What is it and why is it the most important number, ever?

Pretty much all discussions with lenders, investors and potential strategic partners will include a healthy chat regarding a company's EBITDA. For those lucky enough to have avoided this topic to date, EBITDA is a holy term in the finance community defined as "Earnings Before Interest, Taxes, Depreciation and Amortization". Fundamentally it is an attempt to capture the "cash flow generating profile" of the entity. It focuses on earnings before Interest because companies can choose to have lots of debt or no debt - best to look at cash flow before interest or capital structure costs.

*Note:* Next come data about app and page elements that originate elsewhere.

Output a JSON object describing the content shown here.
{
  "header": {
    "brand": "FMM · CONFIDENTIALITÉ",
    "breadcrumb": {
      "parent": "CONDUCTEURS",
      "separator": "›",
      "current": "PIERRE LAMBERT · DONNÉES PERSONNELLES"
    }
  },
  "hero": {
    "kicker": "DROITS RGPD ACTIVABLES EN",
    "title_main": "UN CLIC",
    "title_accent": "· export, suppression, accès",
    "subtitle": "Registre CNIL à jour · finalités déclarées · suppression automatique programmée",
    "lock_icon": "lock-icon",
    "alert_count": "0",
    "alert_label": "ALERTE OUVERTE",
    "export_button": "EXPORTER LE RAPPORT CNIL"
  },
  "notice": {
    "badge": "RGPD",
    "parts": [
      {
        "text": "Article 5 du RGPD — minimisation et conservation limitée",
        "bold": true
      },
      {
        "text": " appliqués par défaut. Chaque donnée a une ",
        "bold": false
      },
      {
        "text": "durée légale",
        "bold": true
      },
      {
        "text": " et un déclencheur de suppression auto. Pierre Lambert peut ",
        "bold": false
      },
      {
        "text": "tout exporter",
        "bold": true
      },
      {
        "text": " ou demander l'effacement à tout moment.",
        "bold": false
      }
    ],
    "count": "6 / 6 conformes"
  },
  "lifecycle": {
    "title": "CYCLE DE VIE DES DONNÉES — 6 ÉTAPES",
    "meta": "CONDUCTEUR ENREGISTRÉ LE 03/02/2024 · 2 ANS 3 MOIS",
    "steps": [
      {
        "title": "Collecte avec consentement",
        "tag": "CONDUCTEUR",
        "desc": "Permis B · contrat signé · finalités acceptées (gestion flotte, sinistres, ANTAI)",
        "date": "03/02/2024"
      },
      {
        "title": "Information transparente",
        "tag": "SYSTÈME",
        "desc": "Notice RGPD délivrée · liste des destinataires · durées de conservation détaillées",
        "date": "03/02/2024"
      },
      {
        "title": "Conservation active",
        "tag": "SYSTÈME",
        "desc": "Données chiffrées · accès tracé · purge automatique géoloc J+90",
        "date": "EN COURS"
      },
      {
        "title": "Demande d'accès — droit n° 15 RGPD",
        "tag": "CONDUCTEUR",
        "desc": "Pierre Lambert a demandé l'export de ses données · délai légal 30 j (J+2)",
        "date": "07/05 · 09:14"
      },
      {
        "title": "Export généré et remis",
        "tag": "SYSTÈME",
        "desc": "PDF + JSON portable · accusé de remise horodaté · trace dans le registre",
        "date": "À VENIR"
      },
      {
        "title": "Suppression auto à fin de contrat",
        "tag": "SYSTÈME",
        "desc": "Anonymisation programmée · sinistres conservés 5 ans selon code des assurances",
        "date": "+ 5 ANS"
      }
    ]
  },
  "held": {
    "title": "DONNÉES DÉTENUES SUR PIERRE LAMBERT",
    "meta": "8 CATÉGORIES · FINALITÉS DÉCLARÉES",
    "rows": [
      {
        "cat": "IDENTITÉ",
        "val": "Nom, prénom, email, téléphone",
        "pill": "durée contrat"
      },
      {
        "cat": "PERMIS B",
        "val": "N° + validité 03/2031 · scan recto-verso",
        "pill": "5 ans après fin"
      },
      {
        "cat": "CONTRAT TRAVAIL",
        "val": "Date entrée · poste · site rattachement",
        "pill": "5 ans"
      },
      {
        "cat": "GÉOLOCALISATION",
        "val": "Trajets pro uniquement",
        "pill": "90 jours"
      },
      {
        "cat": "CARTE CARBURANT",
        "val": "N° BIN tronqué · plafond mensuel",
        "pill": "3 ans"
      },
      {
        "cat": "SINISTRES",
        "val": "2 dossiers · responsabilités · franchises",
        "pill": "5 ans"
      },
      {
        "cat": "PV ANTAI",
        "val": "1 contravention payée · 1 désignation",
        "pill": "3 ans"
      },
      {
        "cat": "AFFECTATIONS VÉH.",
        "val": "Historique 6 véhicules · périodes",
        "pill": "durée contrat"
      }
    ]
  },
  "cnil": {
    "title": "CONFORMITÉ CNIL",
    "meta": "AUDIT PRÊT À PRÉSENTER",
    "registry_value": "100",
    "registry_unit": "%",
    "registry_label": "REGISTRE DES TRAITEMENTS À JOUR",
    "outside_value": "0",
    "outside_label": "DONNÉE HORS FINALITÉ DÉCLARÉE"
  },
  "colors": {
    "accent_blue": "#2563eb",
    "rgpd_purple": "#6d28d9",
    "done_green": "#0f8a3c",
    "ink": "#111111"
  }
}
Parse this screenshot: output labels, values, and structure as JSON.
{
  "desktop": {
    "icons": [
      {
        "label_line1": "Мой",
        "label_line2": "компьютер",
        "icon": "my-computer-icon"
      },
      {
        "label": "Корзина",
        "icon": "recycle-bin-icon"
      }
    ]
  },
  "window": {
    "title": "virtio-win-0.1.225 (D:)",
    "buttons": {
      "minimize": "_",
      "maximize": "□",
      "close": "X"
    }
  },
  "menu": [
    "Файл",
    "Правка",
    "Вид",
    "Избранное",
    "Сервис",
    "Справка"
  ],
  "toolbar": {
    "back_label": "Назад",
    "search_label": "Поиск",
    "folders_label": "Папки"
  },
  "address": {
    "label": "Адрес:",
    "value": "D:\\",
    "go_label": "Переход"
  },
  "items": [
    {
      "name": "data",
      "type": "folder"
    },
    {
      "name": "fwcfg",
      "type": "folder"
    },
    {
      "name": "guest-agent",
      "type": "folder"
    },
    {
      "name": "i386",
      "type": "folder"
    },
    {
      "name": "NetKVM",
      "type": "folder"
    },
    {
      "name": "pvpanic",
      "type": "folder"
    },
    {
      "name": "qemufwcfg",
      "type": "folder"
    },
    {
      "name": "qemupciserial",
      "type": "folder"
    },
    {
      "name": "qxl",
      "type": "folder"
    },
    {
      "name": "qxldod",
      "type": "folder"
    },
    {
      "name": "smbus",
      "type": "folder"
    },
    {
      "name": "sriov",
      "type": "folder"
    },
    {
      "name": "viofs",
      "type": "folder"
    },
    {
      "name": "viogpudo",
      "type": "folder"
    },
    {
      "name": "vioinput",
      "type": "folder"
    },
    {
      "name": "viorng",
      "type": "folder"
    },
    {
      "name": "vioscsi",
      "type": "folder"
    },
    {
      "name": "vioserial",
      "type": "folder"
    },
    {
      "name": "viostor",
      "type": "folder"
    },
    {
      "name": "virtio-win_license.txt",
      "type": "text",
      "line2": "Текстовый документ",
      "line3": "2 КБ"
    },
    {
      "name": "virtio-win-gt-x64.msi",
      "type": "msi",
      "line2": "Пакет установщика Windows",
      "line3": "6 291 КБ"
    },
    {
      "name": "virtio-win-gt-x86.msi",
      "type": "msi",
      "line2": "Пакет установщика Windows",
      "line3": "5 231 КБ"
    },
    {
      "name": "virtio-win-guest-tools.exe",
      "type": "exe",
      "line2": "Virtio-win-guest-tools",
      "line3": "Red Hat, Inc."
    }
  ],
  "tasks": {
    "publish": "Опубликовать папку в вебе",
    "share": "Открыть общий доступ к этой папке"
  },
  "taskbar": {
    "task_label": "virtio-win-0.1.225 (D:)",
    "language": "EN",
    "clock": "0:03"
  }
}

It looks at cash flow before Taxes because some companies pay high taxes and others enjoy tax shields / carryforwards so its best to look at cash flow before all this nonsense. Finally, it is calculated before Depreciation and Amortization because these are non-cash expenses anyways. Keep in mind, EBITDA is only an imperfect proxy for operating cash flow... companies pay cash interest and cash taxes after all, invest in Capital Expenditures (not on the income statement), some operating expenses included in EBITDA are non-recurring and unusual. These factors give rise to other / complementary analyses such as "Adjusted EBITDA", "Free Cash Flow", and a deeper dive into the most holy of financial statements - The Cash Flow Statement. How does EBITDA drive valuation? Drop me a note and let's discuss if I can be helpful.